Sunday, November 16, 2014

Neu-Moschi German Boma: Front Gate

Work on the boma continues, but at a much slower pace than I hope due to other commitments.

As I mentioned in my last update on this project, my next major decision needed to be on how to build the walls for the compound. I considered scratch building them out of foamcore board, but I need to be able to break down the boma for storage and felt these would be too easily damaged.  As such, I opted to purchase a set of laser cut MDF walls from Gamecraft Miniatures. The walls themselves are rather no-frills; they have no engravings of exposed bricks, and no doors come for the gates. They are also too thin to really look appropriate for a compound wall. 

To deal with this, I first doubled up the walls (luckily you get at least two of each piece type) so they were now about 6mm thick. After gluing, the sharp edges were knocked down with a file and sections of wall were treated with Liquitex ceramic stucco texture gel. This was sanded and then painted up in layers with craft paint, moving up from tan, to sand, then white, resulting in some texture for the walls.

For the gate doors, I opted to start with 3mm thick solid pieces of basswood for each door rather than attempt to build them out of individual planks.

Each piece was scored with a utility knife to create the illusion of  individual planks, with further wear added using a small file. Support beams were individually cut from a thin sheet of basswood, and the metal hardware for the doors cut from sections of manilla folder.  The illusion of nail heads was done by applying small drops of wood glue with a toothpick.

The doors were painted German camouflage brown black, then highlighted with leather brown and earth.  The worn sections were then treated with a little gold brown and sand. Metal sections were painted charcoal grey with gunmetal  highlights.

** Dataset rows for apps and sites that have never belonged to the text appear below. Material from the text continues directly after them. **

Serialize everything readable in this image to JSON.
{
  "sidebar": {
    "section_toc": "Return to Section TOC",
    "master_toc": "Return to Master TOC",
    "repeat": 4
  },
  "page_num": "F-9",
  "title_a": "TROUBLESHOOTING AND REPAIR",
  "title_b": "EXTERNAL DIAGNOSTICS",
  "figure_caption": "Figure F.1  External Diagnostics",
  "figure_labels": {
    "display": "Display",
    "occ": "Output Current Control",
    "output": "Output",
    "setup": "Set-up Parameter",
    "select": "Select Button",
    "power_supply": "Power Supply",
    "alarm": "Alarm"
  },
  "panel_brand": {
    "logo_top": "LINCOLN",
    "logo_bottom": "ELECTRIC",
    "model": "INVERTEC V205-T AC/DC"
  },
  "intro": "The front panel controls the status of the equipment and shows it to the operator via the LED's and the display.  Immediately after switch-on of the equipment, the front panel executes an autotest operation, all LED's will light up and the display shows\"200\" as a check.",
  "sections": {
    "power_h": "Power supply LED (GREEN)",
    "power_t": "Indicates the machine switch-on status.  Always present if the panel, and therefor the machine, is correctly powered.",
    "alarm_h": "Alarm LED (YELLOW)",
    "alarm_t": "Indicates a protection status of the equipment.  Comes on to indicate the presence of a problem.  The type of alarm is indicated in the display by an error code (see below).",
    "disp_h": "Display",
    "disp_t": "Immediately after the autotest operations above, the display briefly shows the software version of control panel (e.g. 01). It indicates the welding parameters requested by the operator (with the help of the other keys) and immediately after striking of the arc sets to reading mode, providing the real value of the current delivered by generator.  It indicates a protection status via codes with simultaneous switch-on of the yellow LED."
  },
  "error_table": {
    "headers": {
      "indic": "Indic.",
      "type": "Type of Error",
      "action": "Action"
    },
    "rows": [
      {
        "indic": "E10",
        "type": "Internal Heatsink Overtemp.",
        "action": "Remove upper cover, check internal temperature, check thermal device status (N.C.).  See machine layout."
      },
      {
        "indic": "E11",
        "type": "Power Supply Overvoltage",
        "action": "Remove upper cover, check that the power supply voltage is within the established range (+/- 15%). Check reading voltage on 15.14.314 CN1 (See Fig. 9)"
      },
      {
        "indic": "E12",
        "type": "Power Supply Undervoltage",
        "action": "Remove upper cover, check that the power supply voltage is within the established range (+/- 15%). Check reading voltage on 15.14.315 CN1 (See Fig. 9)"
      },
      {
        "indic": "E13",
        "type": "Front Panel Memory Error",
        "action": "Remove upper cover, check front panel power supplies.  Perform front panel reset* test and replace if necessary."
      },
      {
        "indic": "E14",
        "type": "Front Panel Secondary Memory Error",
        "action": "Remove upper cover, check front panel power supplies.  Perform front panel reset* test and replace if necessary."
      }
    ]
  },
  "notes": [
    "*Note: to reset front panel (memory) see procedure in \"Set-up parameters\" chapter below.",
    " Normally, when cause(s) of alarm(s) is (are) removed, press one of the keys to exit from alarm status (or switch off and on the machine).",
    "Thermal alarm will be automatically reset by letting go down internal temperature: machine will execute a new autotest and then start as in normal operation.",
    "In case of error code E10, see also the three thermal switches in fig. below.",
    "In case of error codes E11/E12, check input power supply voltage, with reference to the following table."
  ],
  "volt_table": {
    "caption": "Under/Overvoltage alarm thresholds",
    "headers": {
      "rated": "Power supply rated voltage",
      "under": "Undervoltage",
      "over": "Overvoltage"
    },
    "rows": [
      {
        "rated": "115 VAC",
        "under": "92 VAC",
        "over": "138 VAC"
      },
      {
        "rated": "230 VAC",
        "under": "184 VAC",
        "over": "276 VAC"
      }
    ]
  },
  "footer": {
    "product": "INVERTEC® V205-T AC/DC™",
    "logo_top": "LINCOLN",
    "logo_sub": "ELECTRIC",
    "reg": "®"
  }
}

The doors are just wedged into position, so I have the ability to put them in either an open or closed position.  I considered trying to put together actual working hinges, but though they would be too frail.  I did however paint some metal hinge mounts onto the door frames to help with the illusion.

The actual boma appeared to have gun ports built into the walls, so I decided to add two around the front gate.
I drilled two holes into the wall, starting with a small bit and working my way up to the size I wanted. The reason I started with smaller pilot holes is I found out the hard way that the larger bit wanted to wander when it started rotating, resulting in uneven heights for the openings.  These were cleaned with an x-acto blade to remove the raised material around the edges of the holes.  To give me square openings, I framed each hole with a bit of basswood. This took a bit of trial and error to figure out how to do.  I originally started with a a very thin sheet, thinking it would be easy to cut the hole out.  However, it fell apart as soon as I started cutting. I then moved on the 1/32" board and tried drilling pilot holes first.  This helped somewhat, but as you can see from the photo, I still managed to crack one of them. With careful cutting (I would remove the inside first, then cut the whole piece free) and plenty of spares, I eventually got enough to glue onto the walls with wood glue. These were then painted in the same fashion as the doors.
 As the wall sections will not be glued together or to the boma base to help with storage, I am attaching small outbuilding to each section to hold them up.  For the front gate, I am going with a sentry box sold by 4ground. Despite being a simple model, I actually found it a bit difficult to work with, as then wood is thinner than normal and I had some pieces snap during assembly. However, the final product seemed fairly sturdy in the end.  Due to the roof, the box does not sit flush against the wall, so some scrap filler needed to be added to the back. The box was them topped off with plastic sheeting to give the appearance of a metal  roof.

The other wall sections are still under construction as I am adding outbuildings to support them.  I also decided to add an additional Germanic style building to the back of the boma as existed in the real structure, so have a bit of scratch building to go before that's ready. At this pace, my goal is to have it ready for use at the start of the new year.


  1. Tremendous scratch building, I love the worn out and splintered look of the wood.

  2. Love those doors, enough to say it out loud and make my wife laugh.

  3. Now that looks excellent. I really like the wear and tear on the doors. Must try out your recipe.

  4. Looking good. Nice weathered wood look.

  5. Very effective. I also like the doors. The lighter areas along the edges look exactly as they would in real life where wear and tear has been caused by many hands opening them over the years. Well done!